The second talk, titled “RERF Research Results, Involvement with Fukushima, and Future Outlook,” was presented by Dr. Kazunori Kodama, RERF Chief Scientist. He outlined what has been learned from RERF studies on radiation health effects and what needs to be investigated further. He also introduced the activities in which RERF has engaged since the Fukushima nuclear plant accident, with special focus on a study involving about 20,000 Fukushima Daiichi nuclear plant emergency workers that RERF initiated approximately one year ago in collaboration with other organizations. Lastly, he explained the future outlook regarding remaining questions and issues.

The last presentation, titled “Project for Individual Dose Measurement of High School Students Inside and Outside of Fukushima,” was made by Miss Minori Saitoh and Miss Saki Anzai, students from Fukushima Prefectural High School, and their teacher, Mr. Takashi Hara.
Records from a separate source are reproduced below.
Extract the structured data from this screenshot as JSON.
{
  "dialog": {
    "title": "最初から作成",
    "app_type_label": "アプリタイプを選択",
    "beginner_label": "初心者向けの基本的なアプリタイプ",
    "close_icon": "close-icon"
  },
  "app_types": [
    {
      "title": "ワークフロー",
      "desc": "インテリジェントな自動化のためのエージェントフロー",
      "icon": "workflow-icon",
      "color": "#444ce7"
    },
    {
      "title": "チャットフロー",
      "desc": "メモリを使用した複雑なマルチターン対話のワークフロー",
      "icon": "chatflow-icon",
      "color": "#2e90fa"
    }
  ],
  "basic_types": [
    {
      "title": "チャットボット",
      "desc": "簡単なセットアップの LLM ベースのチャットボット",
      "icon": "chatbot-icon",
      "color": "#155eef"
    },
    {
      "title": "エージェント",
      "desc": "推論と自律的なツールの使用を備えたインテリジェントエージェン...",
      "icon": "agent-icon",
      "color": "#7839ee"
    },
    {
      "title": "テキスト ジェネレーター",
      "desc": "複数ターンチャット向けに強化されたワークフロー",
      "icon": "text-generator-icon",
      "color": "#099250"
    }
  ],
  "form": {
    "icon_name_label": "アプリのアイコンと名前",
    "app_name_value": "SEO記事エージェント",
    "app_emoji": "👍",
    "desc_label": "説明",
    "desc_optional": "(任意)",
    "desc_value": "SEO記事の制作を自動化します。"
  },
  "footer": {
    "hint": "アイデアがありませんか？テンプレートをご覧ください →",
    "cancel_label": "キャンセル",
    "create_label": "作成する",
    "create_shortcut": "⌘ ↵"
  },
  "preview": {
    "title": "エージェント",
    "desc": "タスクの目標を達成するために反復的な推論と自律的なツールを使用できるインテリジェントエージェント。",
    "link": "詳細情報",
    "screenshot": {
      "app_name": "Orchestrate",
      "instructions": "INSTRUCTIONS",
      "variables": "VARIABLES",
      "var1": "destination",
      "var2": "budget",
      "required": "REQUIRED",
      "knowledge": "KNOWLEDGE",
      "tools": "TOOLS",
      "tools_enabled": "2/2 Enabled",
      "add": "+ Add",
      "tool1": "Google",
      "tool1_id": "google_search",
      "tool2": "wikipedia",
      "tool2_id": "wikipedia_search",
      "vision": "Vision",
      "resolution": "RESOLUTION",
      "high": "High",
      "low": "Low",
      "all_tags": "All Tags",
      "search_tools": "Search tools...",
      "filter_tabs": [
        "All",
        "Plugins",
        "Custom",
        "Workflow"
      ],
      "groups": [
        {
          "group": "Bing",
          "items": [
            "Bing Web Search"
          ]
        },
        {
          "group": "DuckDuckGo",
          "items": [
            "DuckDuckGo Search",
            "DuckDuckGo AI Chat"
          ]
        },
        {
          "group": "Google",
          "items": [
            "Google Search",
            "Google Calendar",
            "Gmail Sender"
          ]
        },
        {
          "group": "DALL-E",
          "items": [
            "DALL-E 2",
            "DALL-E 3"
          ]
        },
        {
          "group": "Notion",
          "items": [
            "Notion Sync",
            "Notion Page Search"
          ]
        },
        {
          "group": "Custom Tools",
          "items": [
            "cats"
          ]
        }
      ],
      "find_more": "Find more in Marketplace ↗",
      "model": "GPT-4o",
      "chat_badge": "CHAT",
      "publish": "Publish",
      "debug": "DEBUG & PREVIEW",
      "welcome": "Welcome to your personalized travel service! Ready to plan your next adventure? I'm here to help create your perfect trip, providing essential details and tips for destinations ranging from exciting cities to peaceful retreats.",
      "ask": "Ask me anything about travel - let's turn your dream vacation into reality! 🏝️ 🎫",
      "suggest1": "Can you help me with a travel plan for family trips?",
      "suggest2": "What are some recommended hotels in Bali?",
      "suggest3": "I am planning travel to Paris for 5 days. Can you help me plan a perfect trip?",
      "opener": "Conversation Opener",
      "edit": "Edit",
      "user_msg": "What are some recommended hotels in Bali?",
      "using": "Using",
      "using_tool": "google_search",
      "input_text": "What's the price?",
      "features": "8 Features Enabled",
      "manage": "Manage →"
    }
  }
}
They presented their research project, which looked into when, where, and how much radiation individuals were exposed to on the basis of the collation of information on their daily activities along with a record of hourly radiation dose readings using a dosimeter called “D-Shuttle” and time and date information at the time of each reading. They also described the hardships Fukushima now faces and called for broad understanding of the actual situation in Fukushima based on scientific facts. This project was carried out in collaboration with high school students inside and outside of Fukushima as well as overseas. The results have been presented in not only Japan but also France and Italy.

Following the lecture and presentations, there was a question-and-answer session with the audience chaired by Mr. Takanobu Teramoto, RERF Executive Director.

As this year marks the 70th year since the atomic bombings and the 40th anniversary of the founding of RERF, remarks of gratitude to A-bomb survivors and their children for their participation in RERF’s studies were read aloud by an RERF staff member. In addition, a choir comprised of Nagasaki Junshin Girls High School students performed songs to express heartfelt condolences to those who perished in the atomic bombings and their desire for the realization of a world free of nuclear weapons.

The event concluded with closing remarks by Vice Chairman Robert L. Ullrich, who expressed his gratitude to the audience in Japanese for their participation in the public lecture and the valuable opinions expressed therein.